[Data excerpts]
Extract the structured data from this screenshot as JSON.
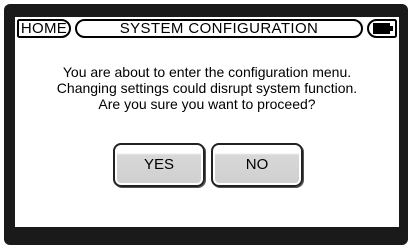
{
  "header": {
    "home_label": "HOME",
    "title": "SYSTEM CONFIGURATION",
    "battery_icon": "battery-icon"
  },
  "dialog": {
    "lines": [
      "You are about to enter the configuration menu.",
      "Changing settings could disrupt system function.",
      "Are you sure you want to proceed?"
    ],
    "yes_label": "YES",
    "no_label": "NO"
  }
}
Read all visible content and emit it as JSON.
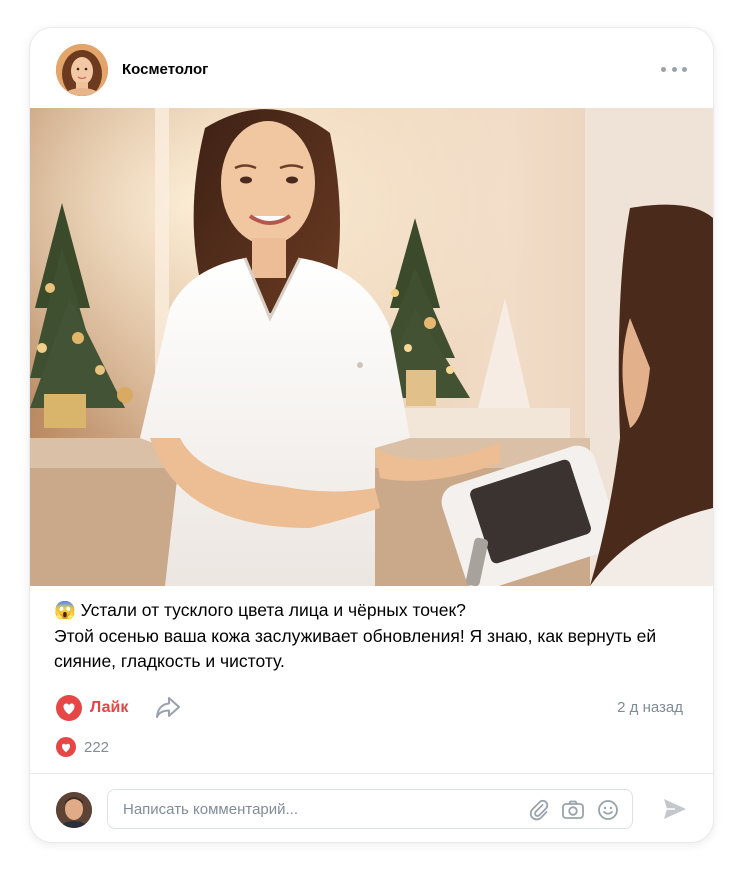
{
  "post": {
    "author": "Косметолог",
    "text_lines": [
      "😱 Устали от тусклого цвета лица и чёрных точек?",
      "Этой осенью ваша кожа заслуживает обновления! Я знаю, как вернуть ей",
      "сияние, гладкость и чистоту."
    ],
    "time": "2 д назад"
  },
  "actions": {
    "like_label": "Лайк",
    "likes_count": "222"
  },
  "comment": {
    "placeholder": "Написать комментарий..."
  },
  "icons": {
    "more": "more-horizontal-icon",
    "like": "heart-icon",
    "share": "share-icon",
    "attach": "paperclip-icon",
    "camera": "camera-icon",
    "emoji": "smile-icon",
    "send": "send-icon"
  },
  "colors": {
    "accent_red": "#e64646",
    "muted_text": "#818c99",
    "icon_gray": "#99a2ad"
  }
}
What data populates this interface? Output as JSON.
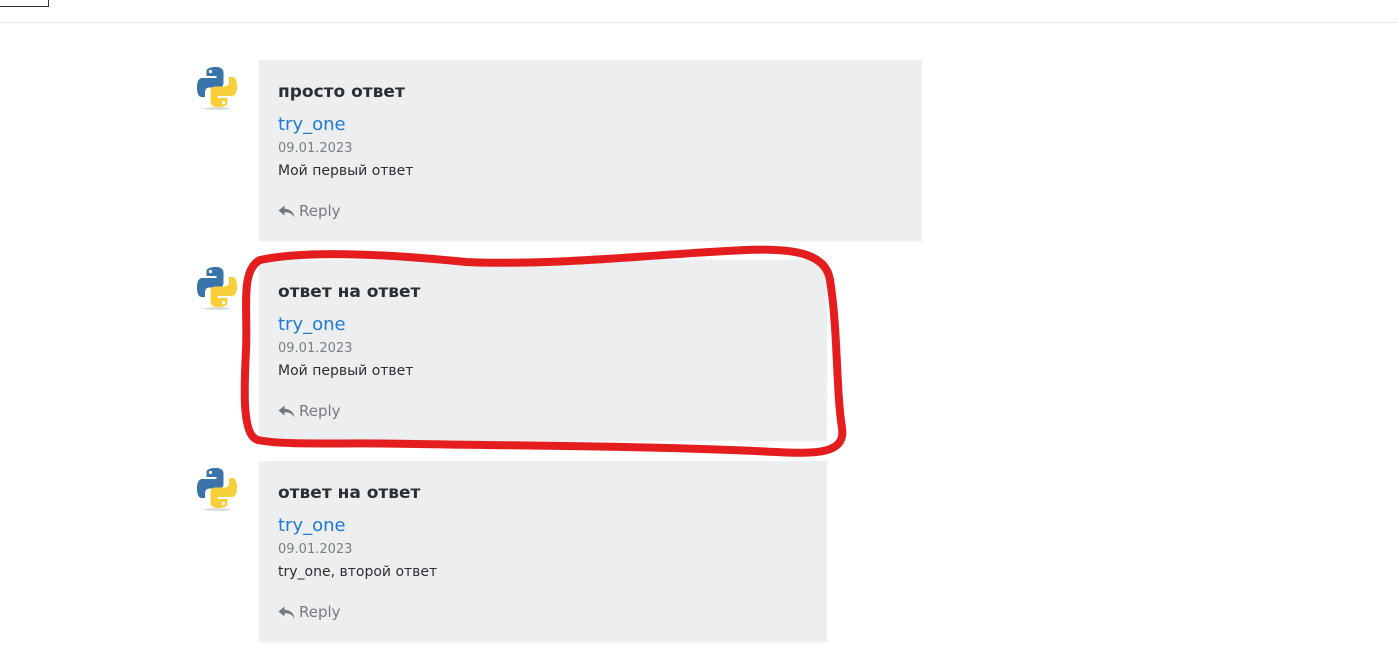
{
  "comments": [
    {
      "title": "просто ответ",
      "author": "try_one",
      "date": "09.01.2023",
      "text": "Мой первый ответ",
      "reply_label": "Reply"
    },
    {
      "title": "ответ на ответ",
      "author": "try_one",
      "date": "09.01.2023",
      "text": "Мой первый ответ",
      "reply_label": "Reply"
    },
    {
      "title": "ответ на ответ",
      "author": "try_one",
      "date": "09.01.2023",
      "text": "try_one, второй ответ",
      "reply_label": "Reply"
    }
  ],
  "icons": {
    "avatar": "python-logo-icon",
    "reply": "reply-arrow-icon"
  },
  "colors": {
    "card_bg": "#eceeef",
    "author_link": "#1f7ad1",
    "highlight": "#e41e1e"
  }
}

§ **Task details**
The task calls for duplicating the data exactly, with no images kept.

§ **Solution to this problem**
Extract the structured data from this screenshot as JSON.
{
  "header": {
    "home_label": "HOME",
    "title": "SYSTEM CONFIGURATION",
    "battery_icon": "battery-icon"
  },
  "dialog": {
    "lines": [
      "You are about to enter the configuration menu.",
      "Changing settings could disrupt system function.",
      "Are you sure you want to proceed?"
    ],
    "yes_label": "YES",
    "no_label": "NO"
  }
}
Read all visible content and emit it as JSON.
{
  "post": {
    "author": "Косметолог",
    "text_lines": [
      "😱 Устали от тусклого цвета лица и чёрных точек?",
      "Этой осенью ваша кожа заслуживает обновления! Я знаю, как вернуть ей",
      "сияние, гладкость и чистоту."
    ],
    "time": "2 д назад"
  },
  "actions": {
    "like_label": "Лайк",
    "likes_count": "222"
  },
  "comment": {
    "placeholder": "Написать комментарий..."
  },
  "icons": {
    "more": "more-horizontal-icon",
    "like": "heart-icon",
    "share": "share-icon",
    "attach": "paperclip-icon",
    "camera": "camera-icon",
    "emoji": "smile-icon",
    "send": "send-icon"
  },
  "colors": {
    "accent_red": "#e64646",
    "muted_text": "#818c99",
    "icon_gray": "#99a2ad"
  }
}
What data populates this interface? Output as JSON.
{
  "comments": [
    {
      "title": "просто ответ",
      "author": "try_one",
      "date": "09.01.2023",
      "text": "Мой первый ответ",
      "reply_label": "Reply"
    },
    {
      "title": "ответ на ответ",
      "author": "try_one",
      "date": "09.01.2023",
      "text": "Мой первый ответ",
      "reply_label": "Reply"
    },
    {
      "title": "ответ на ответ",
      "author": "try_one",
      "date": "09.01.2023",
      "text": "try_one, второй ответ",
      "reply_label": "Reply"
    }
  ],
  "icons": {
    "avatar": "python-logo-icon",
    "reply": "reply-arrow-icon"
  },
  "colors": {
    "card_bg": "#eceeef",
    "author_link": "#1f7ad1",
    "highlight": "#e41e1e"
  }
}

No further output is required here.